_PROBLEM_
Give the lines below again, exactly as they stand, and leave out the images.

_Stored records_
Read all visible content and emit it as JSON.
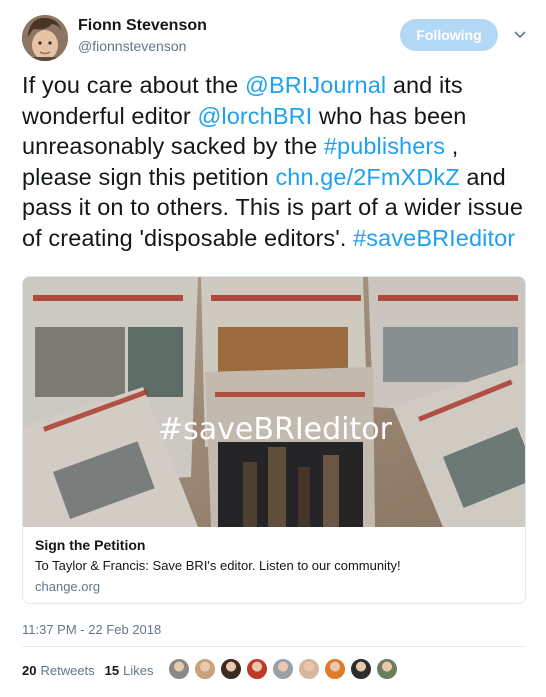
{
  "author": {
    "name": "Fionn Stevenson",
    "handle": "@fionnstevenson"
  },
  "follow_button": {
    "label": "Following"
  },
  "tweet": {
    "segments": [
      {
        "text": "If you care about the ",
        "link": false
      },
      {
        "text": "@BRIJournal",
        "link": true
      },
      {
        "text": " and its wonderful editor ",
        "link": false
      },
      {
        "text": "@lorchBRI",
        "link": true
      },
      {
        "text": " who has been unreasonably sacked by the ",
        "link": false
      },
      {
        "text": "#publishers",
        "link": true
      },
      {
        "text": " , please sign this petition ",
        "link": false
      },
      {
        "text": "chn.ge/2FmXDkZ",
        "link": true
      },
      {
        "text": " and pass it on to others. This is part of a wider issue of creating 'disposable editors'. ",
        "link": false
      },
      {
        "text": "#saveBRIeditor",
        "link": true
      }
    ]
  },
  "card": {
    "image_overlay_text": "#saveBRIeditor",
    "title": "Sign the Petition",
    "description": "To Taylor & Francis: Save BRI's editor. Listen to our community!",
    "domain": "change.org"
  },
  "timestamp": "11:37 PM - 22 Feb 2018",
  "stats": {
    "retweets_count": "20",
    "retweets_label": "Retweets",
    "likes_count": "15",
    "likes_label": "Likes"
  },
  "likers": [
    {
      "color": "#8a8a8a"
    },
    {
      "color": "#c9a27a"
    },
    {
      "color": "#3b2a20"
    },
    {
      "color": "#c0392b"
    },
    {
      "color": "#9aa0a6"
    },
    {
      "color": "#d8b49a"
    },
    {
      "color": "#e07b2a"
    },
    {
      "color": "#2d2d2d"
    },
    {
      "color": "#6b7d5a"
    }
  ],
  "colors": {
    "link": "#1da1f2",
    "follow_button_bg": "#b2d8f6",
    "secondary_text": "#657786"
  }
}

_SOLUTION FOR THIS EXERCISE_
Read all visible content and emit it as JSON.
{
  "author": {
    "name": "Fionn Stevenson",
    "handle": "@fionnstevenson"
  },
  "follow_button": {
    "label": "Following"
  },
  "tweet": {
    "segments": [
      {
        "text": "If you care about the ",
        "link": false
      },
      {
        "text": "@BRIJournal",
        "link": true
      },
      {
        "text": " and its wonderful editor ",
        "link": false
      },
      {
        "text": "@lorchBRI",
        "link": true
      },
      {
        "text": " who has been unreasonably sacked by the ",
        "link": false
      },
      {
        "text": "#publishers",
        "link": true
      },
      {
        "text": " , please sign this petition ",
        "link": false
      },
      {
        "text": "chn.ge/2FmXDkZ",
        "link": true
      },
      {
        "text": " and pass it on to others. This is part of a wider issue of creating 'disposable editors'. ",
        "link": false
      },
      {
        "text": "#saveBRIeditor",
        "link": true
      }
    ]
  },
  "card": {
    "image_overlay_text": "#saveBRIeditor",
    "title": "Sign the Petition",
    "description": "To Taylor & Francis: Save BRI's editor. Listen to our community!",
    "domain": "change.org"
  },
  "timestamp": "11:37 PM - 22 Feb 2018",
  "stats": {
    "retweets_count": "20",
    "retweets_label": "Retweets",
    "likes_count": "15",
    "likes_label": "Likes"
  },
  "likers": [
    {
      "color": "#8a8a8a"
    },
    {
      "color": "#c9a27a"
    },
    {
      "color": "#3b2a20"
    },
    {
      "color": "#c0392b"
    },
    {
      "color": "#9aa0a6"
    },
    {
      "color": "#d8b49a"
    },
    {
      "color": "#e07b2a"
    },
    {
      "color": "#2d2d2d"
    },
    {
      "color": "#6b7d5a"
    }
  ],
  "colors": {
    "link": "#1da1f2",
    "follow_button_bg": "#b2d8f6",
    "secondary_text": "#657786"
  }
}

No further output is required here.